Stored data
◇ ◇ ◇ ◇ ◇ ◇ ◇

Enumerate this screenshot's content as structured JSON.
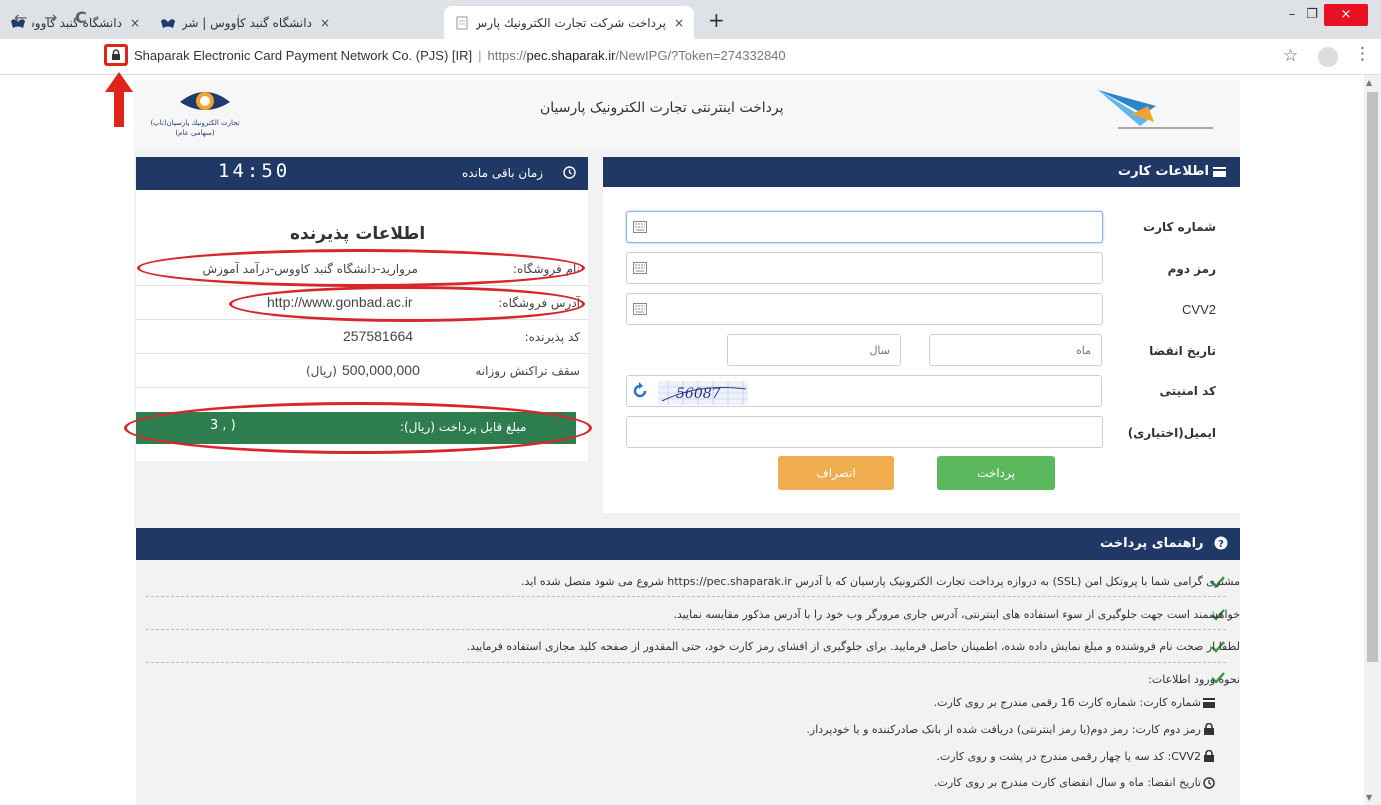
{
  "browser": {
    "tabs": [
      {
        "title": "دانشگاه گنبد کاووس | شرکت سامان"
      },
      {
        "title": "دانشگاه گنبد کاووس | شرکت سامان"
      },
      {
        "title": "پرداخت شرکت تجارت الكترونيك پارس"
      }
    ],
    "close_glyph": "×",
    "new_tab": "+",
    "address": {
      "cert_name": "Shaparak Electronic Card Payment Network Co. (PJS) [IR]",
      "separator": "|",
      "scheme": "https://",
      "host": "pec.shaparak.ir",
      "path": "/NewIPG/?Token=274332840"
    },
    "icons": {
      "back": "←",
      "forward": "→",
      "reload": "C",
      "star": "☆",
      "menu": "⋮",
      "minimize": "–",
      "maximize": "❐",
      "close": "×"
    }
  },
  "header": {
    "title": "پرداخت اینترنتی تجارت الکترونیک پارسیان",
    "left_logo_line1": "تجارت الكترونيك پارسيان(تاپ)",
    "left_logo_line2": "(سهامی عام)"
  },
  "timer": {
    "label": "زمان باقی مانده",
    "value": "14:50"
  },
  "merchant": {
    "title": "اطلاعات پذیرنده",
    "rows": [
      {
        "label": "نام فروشگاه:",
        "value": "مروارید-دانشگاه گنبد کاووس-درآمد آموزش"
      },
      {
        "label": "آدرس فروشگاه:",
        "value": "http://www.gonbad.ac.ir"
      },
      {
        "label": "کد پذیرنده:",
        "value": "257581664"
      },
      {
        "label": "سقف تراکنش روزانه",
        "value": "500,000,000",
        "unit": "(ریال)"
      }
    ],
    "amount_label": "مبلغ قابل پرداخت (ریال):",
    "amount_value": "3  ,  )"
  },
  "card": {
    "title": "اطلاعات کارت",
    "fields": {
      "card_number": "شماره کارت",
      "pin2": "رمز دوم",
      "cvv2": "CVV2",
      "expiry": "تاریخ انقضا",
      "captcha": "کد امنیتی",
      "email": "ایمیل(اختیاری)"
    },
    "month_placeholder": "ماه",
    "year_placeholder": "سال",
    "captcha_text": "56087",
    "pay_button": "پرداخت",
    "cancel_button": "انصراف"
  },
  "help": {
    "title": "راهنمای پرداخت",
    "lines": [
      "مشتری گرامی شما با پروتکل امن (SSL) به دروازه پرداخت تجارت الکترونیک پارسیان که با آدرس https://pec.shaparak.ir شروع می شود متصل شده اید.",
      "خواهشمند است جهت جلوگیری از سوء استفاده های اینترنتی، آدرس جاری مرورگر وب خود را با آدرس مذکور مقایسه نمایید.",
      "لطفا از صحت نام فروشنده و مبلغ نمایش داده شده، اطمینان حاصل فرمایید. برای جلوگیری از افشای رمز کارت خود، حتی المقدور از صفحه کلید مجازی استفاده فرمایید.",
      "نحوه ورود اطلاعات:"
    ],
    "sub_lines": [
      "شماره کارت: شماره کارت 16 رقمی مندرج بر روی کارت.",
      "رمز دوم کارت: رمز دوم(یا رمز اینترنتی) دریافت شده از بانک صادرکننده و یا خودپرداز.",
      "CVV2: کد سه یا چهار رقمی مندرج در پشت و روی کارت.",
      "تاریخ انقضا: ماه و سال انقضای کارت مندرج بر روی کارت."
    ]
  },
  "colors": {
    "navy": "#1f3866",
    "green": "#2e7d4f",
    "pay_green": "#5cb85c",
    "cancel_orange": "#f0ad4e",
    "annotation_red": "#d9262b"
  }
}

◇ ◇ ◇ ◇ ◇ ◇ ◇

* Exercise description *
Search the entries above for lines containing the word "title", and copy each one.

* Exercise solution *
        "title": "دانشگاه گنبد کاووس | شرکت سامان"
        "title": "دانشگاه گنبد کاووس | شرکت سامان"
        "title": "پرداخت شرکت تجارت الكترونيك پارس"
    "title": "پرداخت اینترنتی تجارت الکترونیک پارسیان",
    "title": "اطلاعات پذیرنده",
    "title": "اطلاعات کارت",
    "title": "راهنمای پرداخت",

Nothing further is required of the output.